The Belgian boy looked up from his iPhone just as a woman wearing flip flops on her feet walked past. Balanced on her head was a cane basket filled with fruit and vegetables. She was walking miles to the next village to trade her wares.

The boy shook his head.

“So sad to see such poor people. They have nothing and yet they still smile.”

The guide laughed.

“When she is hungry, she has fresh fruit and vegetables to eat,” he nodded at the phone. “Will that fill your stomach when you feel hunger?

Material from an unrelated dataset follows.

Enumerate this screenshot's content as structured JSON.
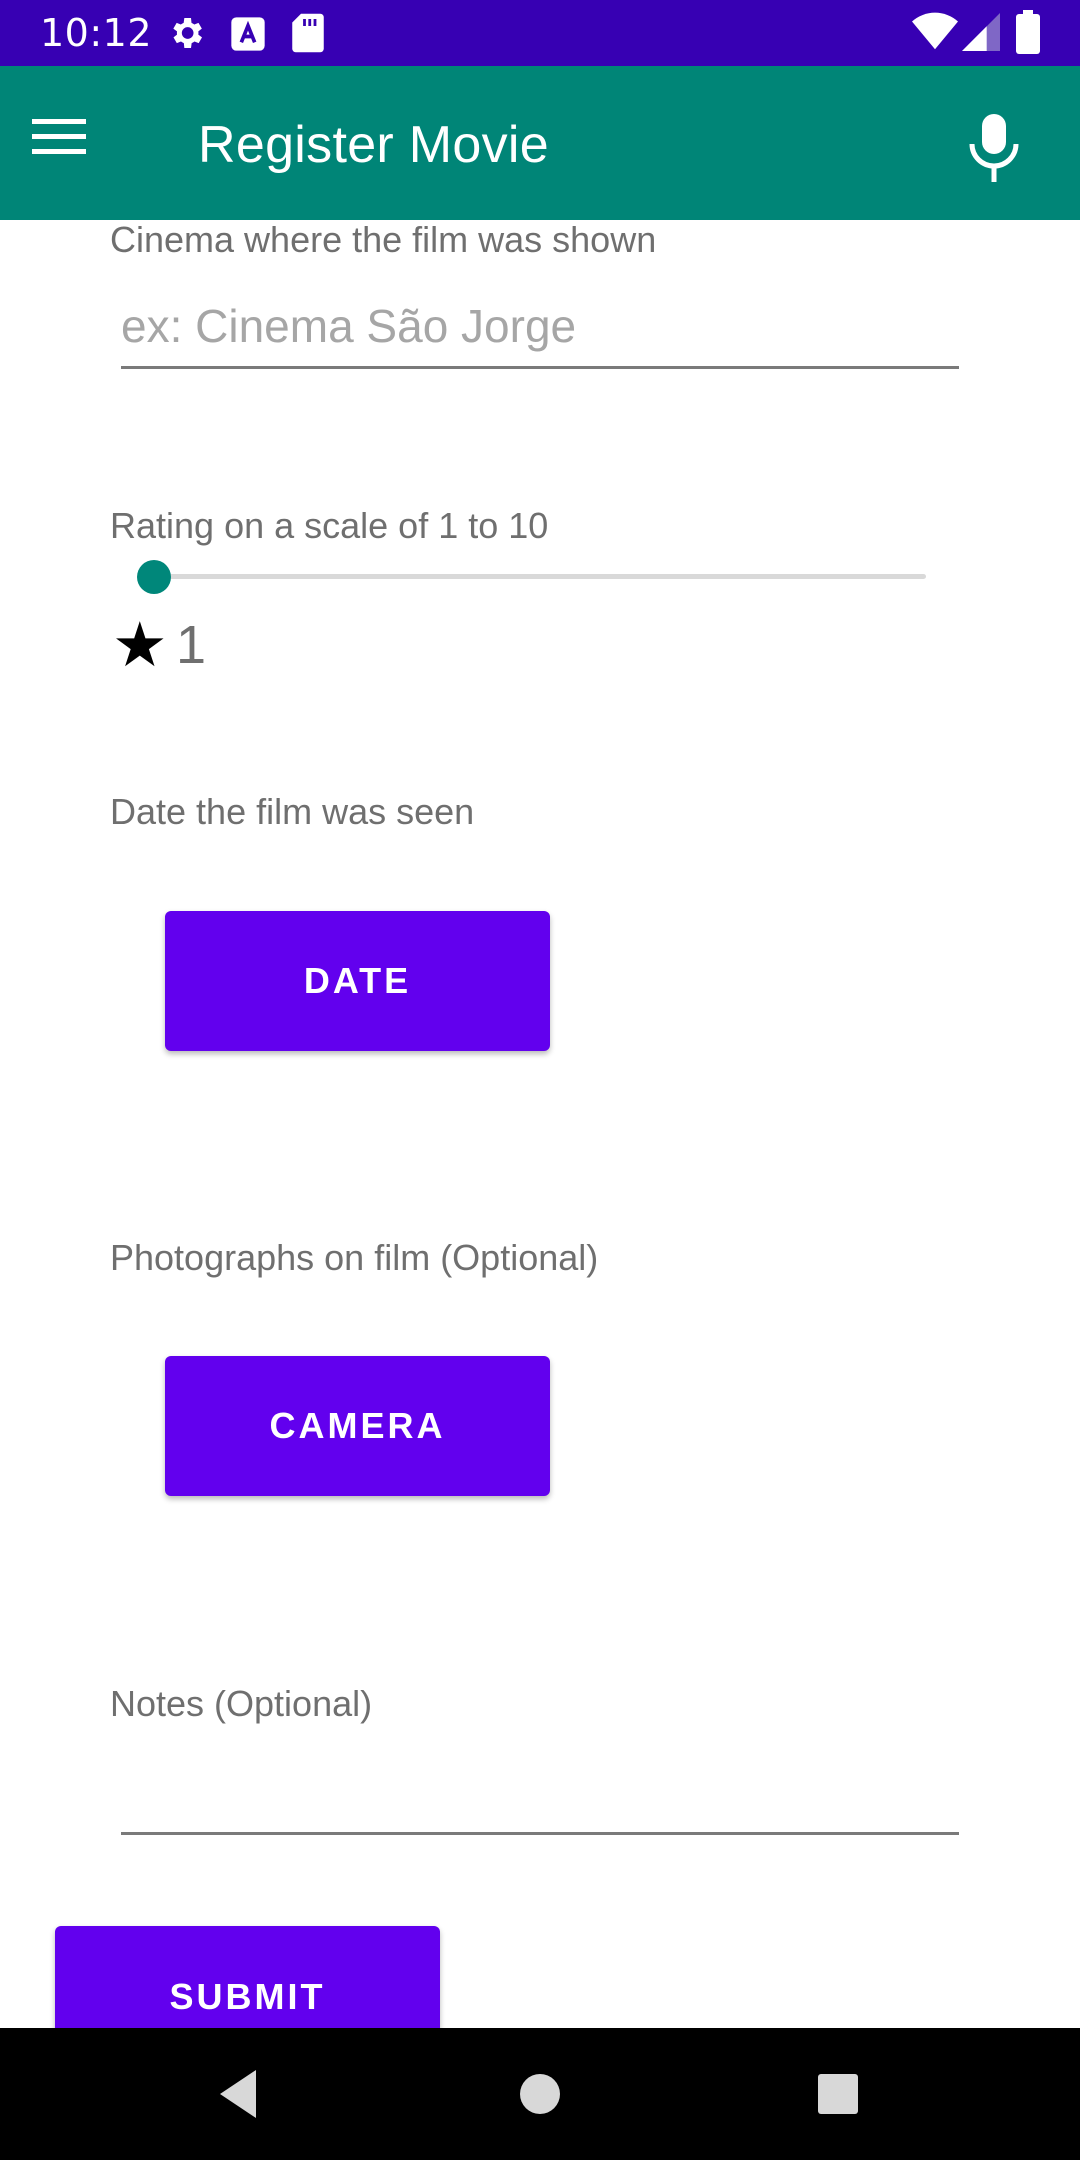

Tell me, who is the richer person on this path?”

The Security Queue

Queues normally bore me. Not the one waiting to go through security at Sal airport.

I involuntary laugh out loud at the sign showing the items you’re not allowed to have in your hand luggage.

Included are a machine gun, a grenade and a stick of dynamite. I want to photograph it, but guess I’ll be whisked from the queue pronto if I try.

Then there’s the woman in two places in front of me. She’s Amazonian in stature and wearing the shortest dress in the known universe. It’s more like a tee shirt, a short tight tee shirt at that. Body paint couldn’t be a snugger fit.

The guards tell her to remove her shoes before she walks through the security scanner. In an instant she changes from towering above me, to being quite a bit shorter. Her dress is short, her heels are skyscraper high.

Directly in front of me is a seriously sharp dressed dude. He walks with a swagger. He’s travelling light; no bag – nothing.

I lose count of the number of attempts it takes him to get through the scanner. First he’s sent back to take off his shoes. Then it’s his belt. Then an earring… sunglasses… watch… gold chain… a bracelet on his right wrist. He makes another attempt. The scanner beeps. He’s still got a chain on his left wrist. The guard is bored by this point and waves him through anyway.

I follow. There’s no beep. The guard asks me what the bulge is in my pocket. I think it’s a bit of a personal question (it’s a travel pack of tissues).

We’re immediately herded straight onto the bus. One person isn’t ready. Mr travellin’ light. He’s still putting his jewellery back on.

The bus leaves for the plane without him.

As I settle into my seat, I notice the bus goes back for him. He doesn’t look quite so cool now.

As soon as he boards, the stewardesses prepare the plane for take off.

Our flight leaves Sal 20 minutes earlier than scheduled.

I wonder if this is what they meant when they said flights were unreliable.

The Buffer Zone of Sal

There’s a not very loud ‘beep’ followed almost immediately by a question “Taxi?”

Within a couple of hours I’ve come to know this as the soundtrack of the streets in Santa Maria on Sal, one of the Cape Verde Islands off the coast of Africa.

I say streets, but the main tourist town seems little more than a colourful and quasi-colonial main avenue with a few dusty side streets.

This is tourist hell according to some Cape Verdeans.

I think as ‘over developed’ tourist towns go it’s actually quite palatable. I like its easy manner and relaxed, smiley residents.

“Hey,” one shouts. “You promised to come see my market stall.”

I haven’t set eyes on him before.

“Maybe next time,” I wave dismissively.

He laughs. It’s no hassle. No problem.

No stress, like it says on the t-shirts around the town.

The walk to the end of the road involves stepping over a few dogs sleeping in the middle of the cobbled street and shaking my head a couple of times at ‘beep’… “Taxi?”

A beach bar on the sand beckons. Actually a cold beer in a beach bar on pristine golden sand lapped by what could be ‘touched up’ brochure waters beckons.

I want to take a photo of the perfect tropical scene. Between me and the sea is a snoozing sunbather. I can’t tell if it’s an overweight man or an overweight, topless woman with small breasts.

Whatever he/she is, it spoils the scene.

The waiter brings my beer. The air is warm, the beer is icy. Perfect.

Beer in Beach Bar, Santa Maria, Sal, Cape Verde

I’ve a few hours to spend before it’s time to jump on a plane and hop to another island where tourism comes way down the line from real life.

This is the buffer zone.